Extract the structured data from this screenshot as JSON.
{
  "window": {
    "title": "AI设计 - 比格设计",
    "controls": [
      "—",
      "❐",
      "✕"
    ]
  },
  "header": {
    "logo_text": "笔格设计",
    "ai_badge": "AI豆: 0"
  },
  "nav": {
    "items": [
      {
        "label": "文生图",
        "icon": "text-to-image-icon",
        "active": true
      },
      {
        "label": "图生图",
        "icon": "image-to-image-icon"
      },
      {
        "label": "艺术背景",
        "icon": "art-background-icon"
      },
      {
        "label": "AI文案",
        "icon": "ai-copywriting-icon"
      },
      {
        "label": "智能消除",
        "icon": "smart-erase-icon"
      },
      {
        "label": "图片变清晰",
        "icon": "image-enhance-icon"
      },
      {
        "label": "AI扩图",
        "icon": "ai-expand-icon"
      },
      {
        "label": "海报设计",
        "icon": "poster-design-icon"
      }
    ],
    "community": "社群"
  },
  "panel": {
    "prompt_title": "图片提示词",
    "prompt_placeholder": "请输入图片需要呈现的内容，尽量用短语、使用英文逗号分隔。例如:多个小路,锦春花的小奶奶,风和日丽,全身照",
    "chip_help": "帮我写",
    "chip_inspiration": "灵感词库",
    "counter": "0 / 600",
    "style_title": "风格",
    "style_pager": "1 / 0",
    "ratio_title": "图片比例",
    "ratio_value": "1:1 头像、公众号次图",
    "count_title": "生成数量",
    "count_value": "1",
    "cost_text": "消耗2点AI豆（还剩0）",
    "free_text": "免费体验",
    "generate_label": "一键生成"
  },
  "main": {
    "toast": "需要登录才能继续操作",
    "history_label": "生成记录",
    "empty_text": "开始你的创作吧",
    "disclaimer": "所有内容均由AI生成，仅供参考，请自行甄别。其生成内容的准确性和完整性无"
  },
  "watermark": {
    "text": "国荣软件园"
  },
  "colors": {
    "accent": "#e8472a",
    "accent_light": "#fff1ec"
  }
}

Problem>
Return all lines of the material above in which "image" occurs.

Response>
        "icon": "text-to-image-icon",
        "icon": "image-to-image-icon"
        "icon": "image-enhance-icon"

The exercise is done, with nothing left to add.